- EXERCISE
Take every line containing "image" out of the records.
----
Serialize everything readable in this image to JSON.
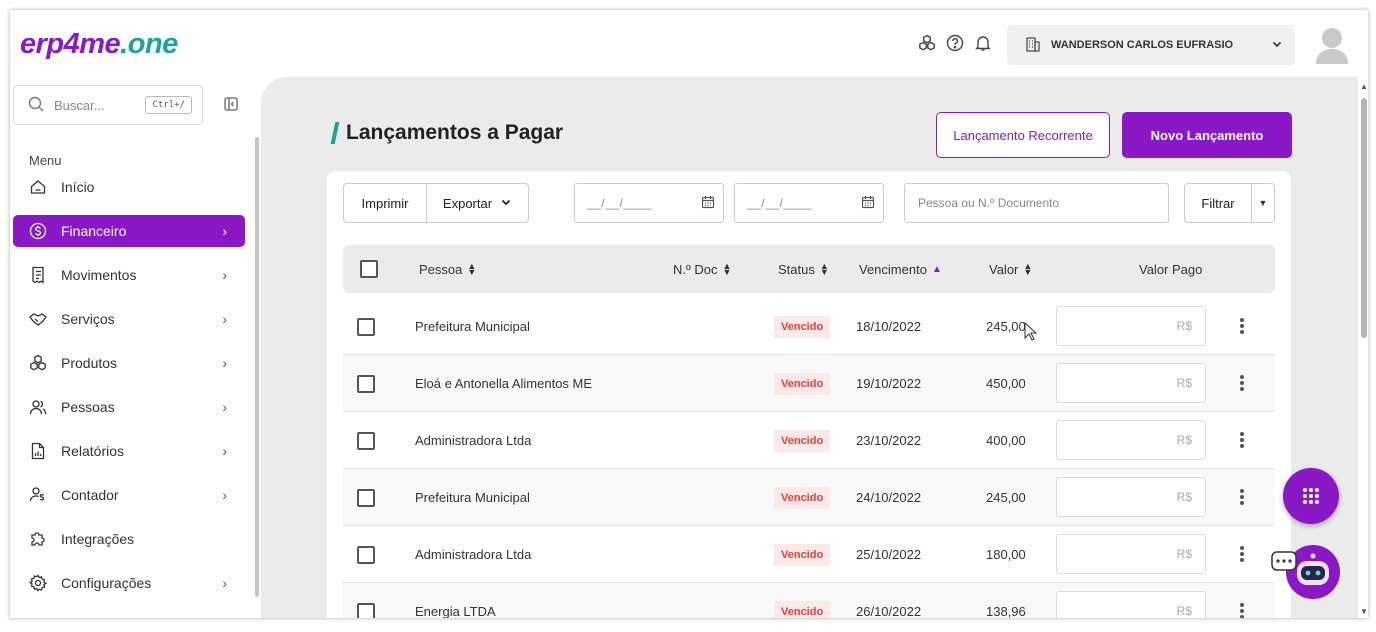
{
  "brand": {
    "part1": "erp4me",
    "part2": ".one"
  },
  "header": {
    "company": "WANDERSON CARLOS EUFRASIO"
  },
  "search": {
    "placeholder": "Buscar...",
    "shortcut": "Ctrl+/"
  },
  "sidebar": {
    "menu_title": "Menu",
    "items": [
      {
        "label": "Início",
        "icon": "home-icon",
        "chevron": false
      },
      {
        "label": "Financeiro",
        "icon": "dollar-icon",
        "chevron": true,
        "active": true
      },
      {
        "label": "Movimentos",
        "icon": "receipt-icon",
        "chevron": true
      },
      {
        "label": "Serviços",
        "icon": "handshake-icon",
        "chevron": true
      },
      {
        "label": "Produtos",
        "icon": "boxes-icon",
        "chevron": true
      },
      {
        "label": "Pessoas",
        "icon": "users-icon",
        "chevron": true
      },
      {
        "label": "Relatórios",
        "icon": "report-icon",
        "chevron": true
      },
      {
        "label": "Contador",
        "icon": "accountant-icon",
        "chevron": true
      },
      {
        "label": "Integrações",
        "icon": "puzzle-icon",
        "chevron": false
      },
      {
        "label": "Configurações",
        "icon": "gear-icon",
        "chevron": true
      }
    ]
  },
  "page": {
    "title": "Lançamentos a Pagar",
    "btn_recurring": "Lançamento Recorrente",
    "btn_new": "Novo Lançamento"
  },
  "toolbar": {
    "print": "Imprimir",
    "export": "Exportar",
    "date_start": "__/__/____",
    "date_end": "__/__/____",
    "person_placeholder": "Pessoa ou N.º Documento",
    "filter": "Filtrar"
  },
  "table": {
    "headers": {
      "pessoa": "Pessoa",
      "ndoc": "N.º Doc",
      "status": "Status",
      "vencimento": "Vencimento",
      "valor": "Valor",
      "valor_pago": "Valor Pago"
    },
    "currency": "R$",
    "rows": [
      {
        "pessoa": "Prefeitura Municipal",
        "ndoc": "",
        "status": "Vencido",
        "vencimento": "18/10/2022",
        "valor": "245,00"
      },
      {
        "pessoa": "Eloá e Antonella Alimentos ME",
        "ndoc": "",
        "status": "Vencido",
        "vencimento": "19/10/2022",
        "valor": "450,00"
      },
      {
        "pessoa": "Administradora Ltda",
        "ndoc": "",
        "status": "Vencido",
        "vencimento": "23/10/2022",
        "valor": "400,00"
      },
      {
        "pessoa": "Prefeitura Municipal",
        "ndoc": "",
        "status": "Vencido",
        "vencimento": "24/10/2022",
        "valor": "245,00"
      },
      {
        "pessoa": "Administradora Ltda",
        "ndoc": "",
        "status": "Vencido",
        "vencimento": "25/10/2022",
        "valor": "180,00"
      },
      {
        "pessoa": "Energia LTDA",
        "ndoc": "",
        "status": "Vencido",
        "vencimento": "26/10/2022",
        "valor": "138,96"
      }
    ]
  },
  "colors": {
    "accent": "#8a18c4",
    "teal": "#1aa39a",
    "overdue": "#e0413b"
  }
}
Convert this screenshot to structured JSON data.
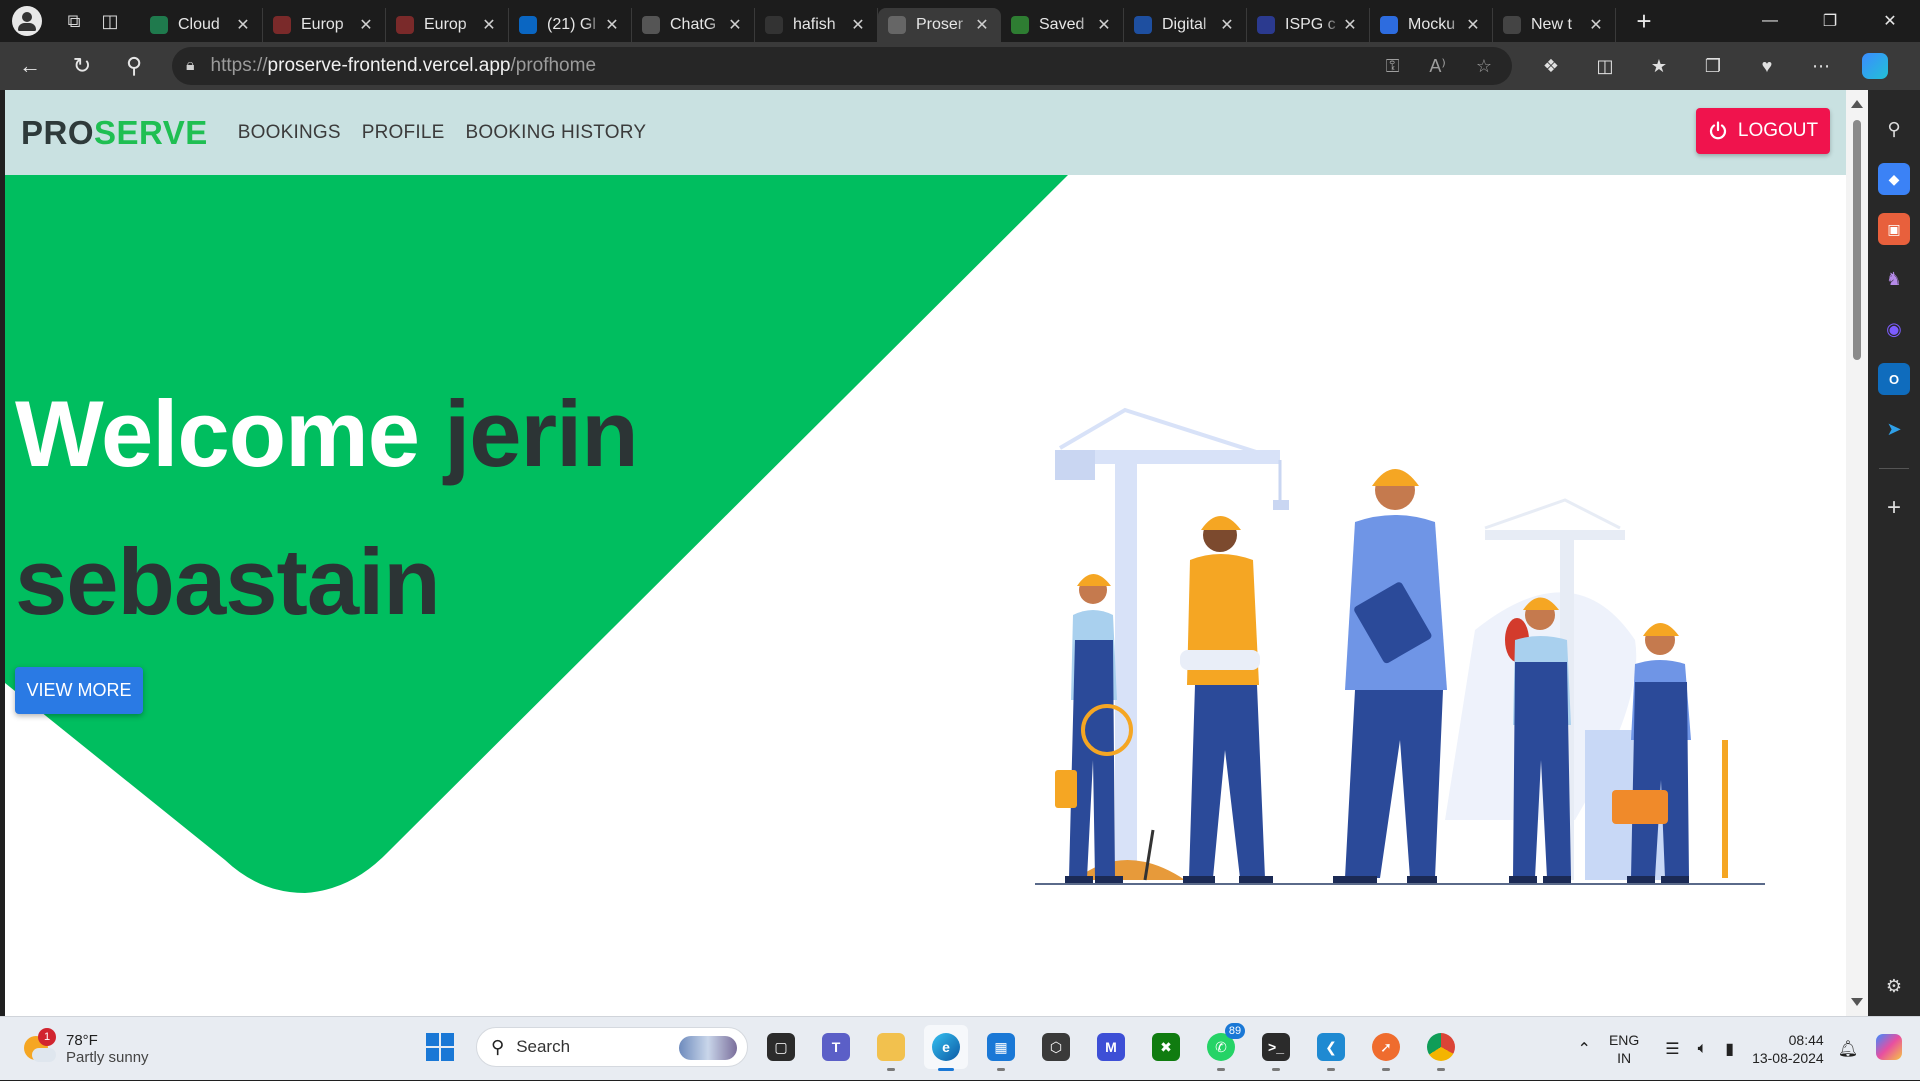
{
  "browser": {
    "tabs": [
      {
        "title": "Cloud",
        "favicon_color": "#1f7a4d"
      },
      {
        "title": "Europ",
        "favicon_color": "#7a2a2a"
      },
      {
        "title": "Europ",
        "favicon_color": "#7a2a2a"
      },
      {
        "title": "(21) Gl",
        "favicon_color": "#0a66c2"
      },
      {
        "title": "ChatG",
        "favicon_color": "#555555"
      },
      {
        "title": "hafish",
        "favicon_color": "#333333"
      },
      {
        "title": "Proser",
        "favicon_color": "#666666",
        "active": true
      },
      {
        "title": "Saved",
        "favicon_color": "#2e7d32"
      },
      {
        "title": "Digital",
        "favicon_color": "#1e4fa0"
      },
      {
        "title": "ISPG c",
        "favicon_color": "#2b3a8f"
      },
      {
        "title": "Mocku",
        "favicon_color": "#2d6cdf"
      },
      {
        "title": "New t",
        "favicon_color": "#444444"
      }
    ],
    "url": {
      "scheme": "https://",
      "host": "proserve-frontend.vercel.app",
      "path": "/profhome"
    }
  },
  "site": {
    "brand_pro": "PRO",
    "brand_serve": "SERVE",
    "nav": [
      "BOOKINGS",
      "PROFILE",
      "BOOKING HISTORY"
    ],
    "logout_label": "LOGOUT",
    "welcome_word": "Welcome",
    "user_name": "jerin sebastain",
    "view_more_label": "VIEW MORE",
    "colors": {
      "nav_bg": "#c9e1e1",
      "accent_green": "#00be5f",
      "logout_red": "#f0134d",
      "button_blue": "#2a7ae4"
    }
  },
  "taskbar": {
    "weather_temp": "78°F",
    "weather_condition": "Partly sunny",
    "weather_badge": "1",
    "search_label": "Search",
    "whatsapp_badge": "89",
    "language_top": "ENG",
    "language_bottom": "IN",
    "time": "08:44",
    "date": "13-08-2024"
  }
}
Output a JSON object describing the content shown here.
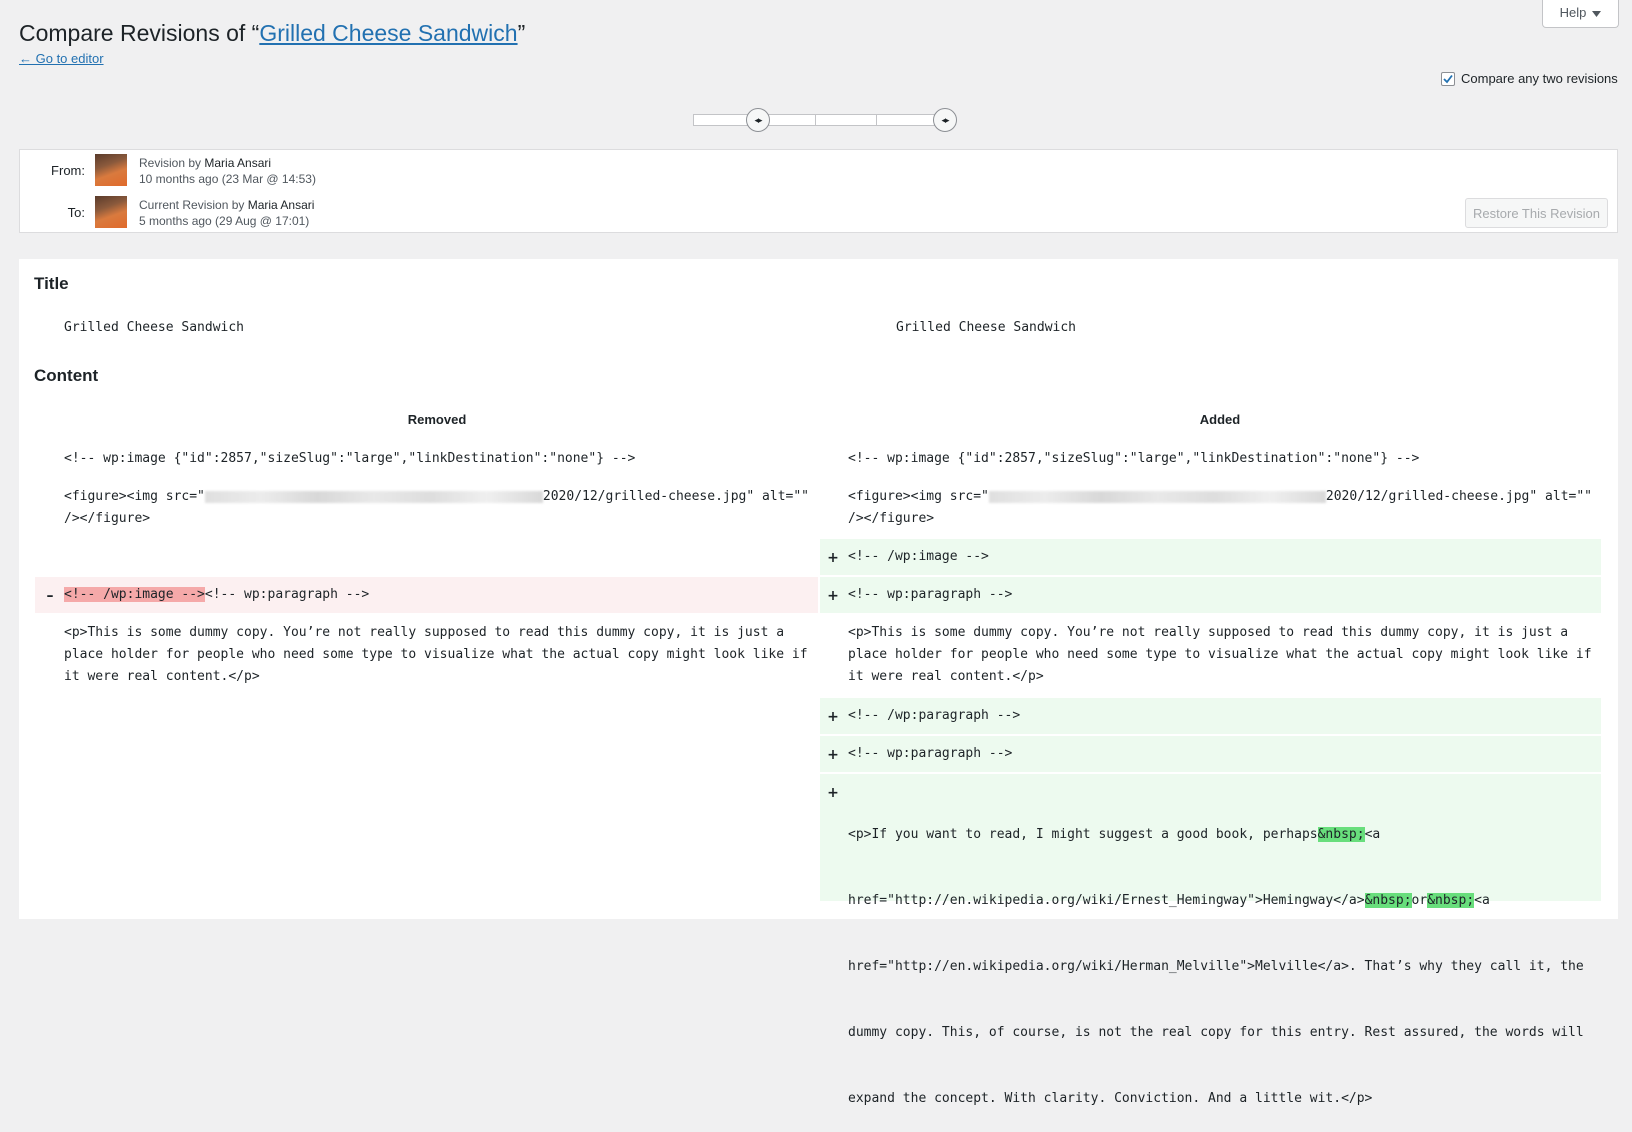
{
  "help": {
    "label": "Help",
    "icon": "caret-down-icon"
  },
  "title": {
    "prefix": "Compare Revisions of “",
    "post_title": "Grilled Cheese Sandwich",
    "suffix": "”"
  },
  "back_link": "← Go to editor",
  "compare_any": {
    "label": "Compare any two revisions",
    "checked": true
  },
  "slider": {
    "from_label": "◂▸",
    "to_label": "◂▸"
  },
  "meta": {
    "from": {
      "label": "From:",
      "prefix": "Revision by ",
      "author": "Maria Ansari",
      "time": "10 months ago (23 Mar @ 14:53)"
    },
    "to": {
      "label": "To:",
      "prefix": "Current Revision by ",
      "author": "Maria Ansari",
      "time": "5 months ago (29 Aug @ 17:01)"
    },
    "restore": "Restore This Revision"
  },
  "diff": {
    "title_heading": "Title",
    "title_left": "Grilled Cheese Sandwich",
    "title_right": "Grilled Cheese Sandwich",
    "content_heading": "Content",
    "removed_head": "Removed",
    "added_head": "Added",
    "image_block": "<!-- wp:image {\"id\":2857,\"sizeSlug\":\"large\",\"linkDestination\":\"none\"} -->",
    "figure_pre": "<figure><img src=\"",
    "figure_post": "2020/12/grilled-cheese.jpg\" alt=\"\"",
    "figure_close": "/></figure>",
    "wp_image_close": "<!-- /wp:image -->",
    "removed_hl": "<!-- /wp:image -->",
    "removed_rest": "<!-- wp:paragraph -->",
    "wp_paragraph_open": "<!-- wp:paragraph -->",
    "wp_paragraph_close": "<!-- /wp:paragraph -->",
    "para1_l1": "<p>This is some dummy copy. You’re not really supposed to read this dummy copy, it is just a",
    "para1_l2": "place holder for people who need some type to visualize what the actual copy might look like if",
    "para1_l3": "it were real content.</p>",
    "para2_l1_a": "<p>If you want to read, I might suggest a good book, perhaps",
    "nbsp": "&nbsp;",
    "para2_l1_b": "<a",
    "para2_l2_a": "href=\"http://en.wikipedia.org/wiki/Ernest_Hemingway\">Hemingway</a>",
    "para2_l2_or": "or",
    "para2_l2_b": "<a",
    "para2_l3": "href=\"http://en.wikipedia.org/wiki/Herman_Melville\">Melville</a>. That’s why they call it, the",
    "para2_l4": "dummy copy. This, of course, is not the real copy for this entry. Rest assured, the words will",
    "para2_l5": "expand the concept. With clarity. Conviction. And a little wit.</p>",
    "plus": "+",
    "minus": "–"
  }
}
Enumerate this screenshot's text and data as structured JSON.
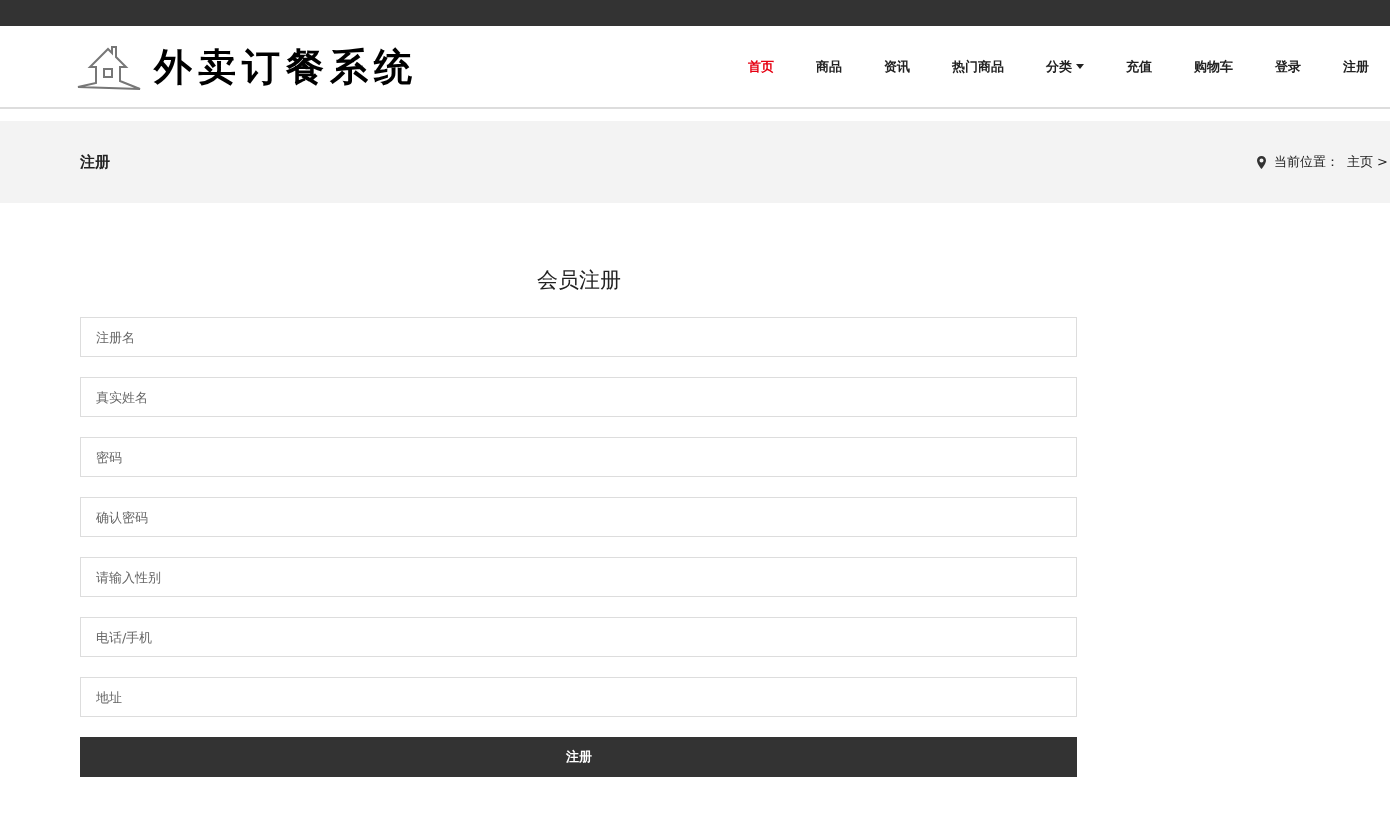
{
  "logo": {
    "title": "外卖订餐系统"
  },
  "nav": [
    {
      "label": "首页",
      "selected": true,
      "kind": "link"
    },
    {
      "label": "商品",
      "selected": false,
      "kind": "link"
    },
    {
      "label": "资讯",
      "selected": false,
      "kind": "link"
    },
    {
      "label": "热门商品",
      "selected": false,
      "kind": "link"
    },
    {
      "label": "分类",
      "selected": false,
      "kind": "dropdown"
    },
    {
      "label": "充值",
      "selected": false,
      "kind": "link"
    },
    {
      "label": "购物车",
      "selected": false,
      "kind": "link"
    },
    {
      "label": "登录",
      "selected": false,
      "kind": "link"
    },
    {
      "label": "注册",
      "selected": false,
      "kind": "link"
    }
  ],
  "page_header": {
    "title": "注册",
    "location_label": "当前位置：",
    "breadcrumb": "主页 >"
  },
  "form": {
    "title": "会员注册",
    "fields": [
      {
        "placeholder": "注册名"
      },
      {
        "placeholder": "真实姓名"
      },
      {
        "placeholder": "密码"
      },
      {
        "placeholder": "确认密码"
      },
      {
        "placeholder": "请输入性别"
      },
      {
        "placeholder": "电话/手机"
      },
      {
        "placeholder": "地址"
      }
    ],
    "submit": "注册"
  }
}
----
- ANSWER TO THE EXERCISE
Serialize everything readable in this image to JSON.
    "image_block": "<!-- wp:image {\"id\":2857,\"sizeSlug\":\"large\",\"linkDestination\":\"none\"} -->",
    "wp_image_close": "<!-- /wp:image -->",
    "removed_hl": "<!-- /wp:image -->",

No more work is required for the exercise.